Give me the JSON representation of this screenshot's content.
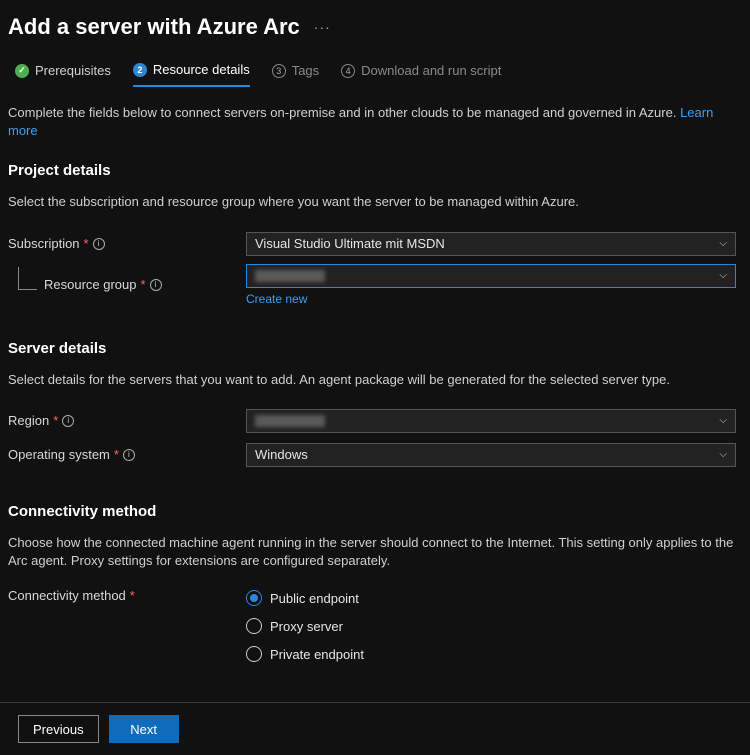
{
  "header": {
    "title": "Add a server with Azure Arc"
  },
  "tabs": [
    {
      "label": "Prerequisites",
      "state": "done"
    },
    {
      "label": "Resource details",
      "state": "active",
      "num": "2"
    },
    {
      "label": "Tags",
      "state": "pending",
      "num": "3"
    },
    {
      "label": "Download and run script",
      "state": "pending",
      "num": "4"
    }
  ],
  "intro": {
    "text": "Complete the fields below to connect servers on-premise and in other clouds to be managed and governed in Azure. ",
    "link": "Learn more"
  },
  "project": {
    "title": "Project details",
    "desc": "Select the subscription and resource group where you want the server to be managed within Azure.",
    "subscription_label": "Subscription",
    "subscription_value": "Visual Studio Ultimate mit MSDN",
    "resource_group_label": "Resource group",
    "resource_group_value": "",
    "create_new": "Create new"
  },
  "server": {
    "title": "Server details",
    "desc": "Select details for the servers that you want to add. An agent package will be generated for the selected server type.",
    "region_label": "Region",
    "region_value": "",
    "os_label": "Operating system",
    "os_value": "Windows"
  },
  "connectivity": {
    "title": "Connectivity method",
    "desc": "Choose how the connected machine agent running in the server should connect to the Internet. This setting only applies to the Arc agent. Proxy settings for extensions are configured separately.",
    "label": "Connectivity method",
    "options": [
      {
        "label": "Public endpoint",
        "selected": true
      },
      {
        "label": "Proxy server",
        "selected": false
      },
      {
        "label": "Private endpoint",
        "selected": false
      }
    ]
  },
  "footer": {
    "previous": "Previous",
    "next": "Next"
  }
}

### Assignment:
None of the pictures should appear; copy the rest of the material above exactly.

### Exercise result:
Give me the JSON representation of this screenshot's content.
{
  "header": {
    "title": "Add a server with Azure Arc"
  },
  "tabs": [
    {
      "label": "Prerequisites",
      "state": "done"
    },
    {
      "label": "Resource details",
      "state": "active",
      "num": "2"
    },
    {
      "label": "Tags",
      "state": "pending",
      "num": "3"
    },
    {
      "label": "Download and run script",
      "state": "pending",
      "num": "4"
    }
  ],
  "intro": {
    "text": "Complete the fields below to connect servers on-premise and in other clouds to be managed and governed in Azure. ",
    "link": "Learn more"
  },
  "project": {
    "title": "Project details",
    "desc": "Select the subscription and resource group where you want the server to be managed within Azure.",
    "subscription_label": "Subscription",
    "subscription_value": "Visual Studio Ultimate mit MSDN",
    "resource_group_label": "Resource group",
    "resource_group_value": "",
    "create_new": "Create new"
  },
  "server": {
    "title": "Server details",
    "desc": "Select details for the servers that you want to add. An agent package will be generated for the selected server type.",
    "region_label": "Region",
    "region_value": "",
    "os_label": "Operating system",
    "os_value": "Windows"
  },
  "connectivity": {
    "title": "Connectivity method",
    "desc": "Choose how the connected machine agent running in the server should connect to the Internet. This setting only applies to the Arc agent. Proxy settings for extensions are configured separately.",
    "label": "Connectivity method",
    "options": [
      {
        "label": "Public endpoint",
        "selected": true
      },
      {
        "label": "Proxy server",
        "selected": false
      },
      {
        "label": "Private endpoint",
        "selected": false
      }
    ]
  },
  "footer": {
    "previous": "Previous",
    "next": "Next"
  }
}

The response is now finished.